Ancient Lake Tonawanda does exist. It is well documented and its perimeter can be identified. At the Wilson-Tuscarora State Park is an image with a description of what ancient Lake Tanowanda looked like in its earliest stages, before the Jaredites arrived:
As the waters receded from off the land, the lake became smaller and smaller. Remnants of ancient Lake Tonawanda can still be seen today:
Erie Canal Map, western quadrant, date: post 1825. [Hi Def Version]
LAKE TONAWANDA WAS 25 MILES x 7 MILES IN 1851
Marshes: The great Tonawanda Swamp, which extends over portions of Genesee and Niagara counties, lies partly in this (Orleans) county. It is twenty five miles in length from east to west, and from two to seven in breadth. It is bounded on all sides by plains a little elevated above its surface. (J. H. Mather, and L. P. Brockett, M. D., A geographical history of the state of New York: embracing its history, government, physical features, climate, geology, mineralogy, botany, zoology, education, internal improvements, &c. With a separate map of each county. The whole forming a complete history of the state. Utica, John W. Fuller & Co., 1851, p. 400)
Those flat plains were an excellent, easy way to cross Book of Mormon lands, from east to west, as discussed on the Line Bountiful page.
SEA OF GALILEE
To compare the Sea of Galilee with Lake Tonawanda is to give some perspective.
Q. How big is the Sea of Galilee?
A. 13 miles x 8 miles.
Q. Is the Sea of Galilee fresh or salt water?
Q. Is the Sea of Galilee an inland freshwater lake?
Q. Does the Bible distinguish “salt” seas?
A. Yes. “coast of the salt sea eastward” (Numbers 34:3)
LAKE TONAWANDA STILL EXISTS TODAY
This area is known as the Tonawanda State Wildlife Management Area, the Iroquois National Wildlife Refuge, Oak Orchard State Wildlife Management Area, and the Bergen-Byron Swamp.
These are current ground level images of Lake Tonawanda, it still exists:
In the following official USA National Wetlands map, the dark blue areas are recogenized as “lakes”:
The overall shape of the lake is represented in the following Tonawanda Creek Watershed Area map. [Geography enthusiasts who use topographical maps as a base for their models need to respect the flow of the water and the lay of the land. We are using an official watershed map, without artistic embellishments.]

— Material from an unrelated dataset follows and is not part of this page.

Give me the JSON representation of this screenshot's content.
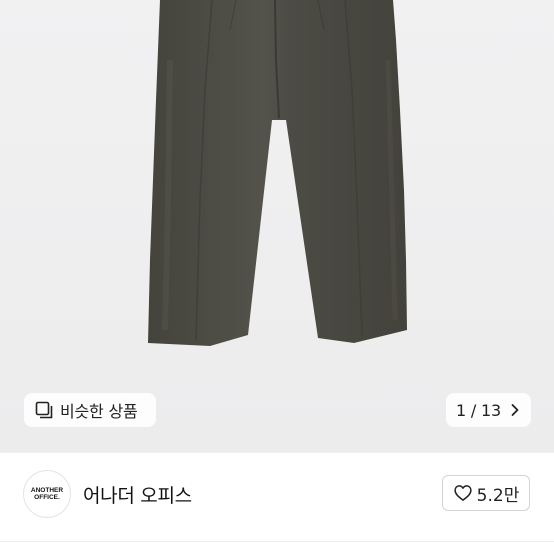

Please note the direction of the arrows. The entire area today funnels to a single outlet at the Niagara River in the City of Tonawanda:
The next map shows The Book of Mormon geography details. Please note the brown area is the Narrow Passage, which had a body of water on each side of it, and was just north of the City of Bountiful/Buffalo.
It should be noted that before the land changed at the coming of Jesus, Lake Tonawanda drained northward, not westward. (See Land Changed.) Today, Tonawanda Creek reminds us of what was once the deepest parts of Lake Tonawanda. When it rains and the water routes are full, it is easy to imagine how it used to be.
“The National Weather Service warned the creek would rise to about 16 feet — about 4 feet above flood level.” (“FLOODING: Tonawanda Creek reaches flood stage, starts to overflow,” Lockport Union-Sun & Journal Online, 12/30/08) “…The height to which the creek surface is likely to rise in a 100-year-storm event — is 578 feet…” (“PENDLETON: Flood map appeal focused on Tonawanda Creek model,” Lockport Union-Sun & Journal Online, 03/05/09)
Evidence of the northerly flow of water of Tonawanda Creek/Lake Tonawanda anciently is depicted in the feeder account that connected Tonawanda Creek to Oak Orchard Creek which flows into Lake Ontario:
“Nearly a century ago the state constructed, and since that time has maintained, a feeder connecting Tonawanda creek with Oak Orchard creek in the town of Alabama, Genesee county, N.Y., the purpose of which feeder was to augment the volume of water in the long, western level of the Erie Canal.” (The New York supplement, Volume 189, West Publishing Company, p. 573)
The following map shows east and west drainage along the same latitude with Tonawanda Creek on the left and Black Creek on the right. During Book of Mormon times, both creeks flowed into Lake Tonawanda. Primary drainage of Lake Tonawanda is northward by multiple streams and rivers which flow into Lake Ontario. These rivers are of considerable size and were used to import timber inland as stated in the text.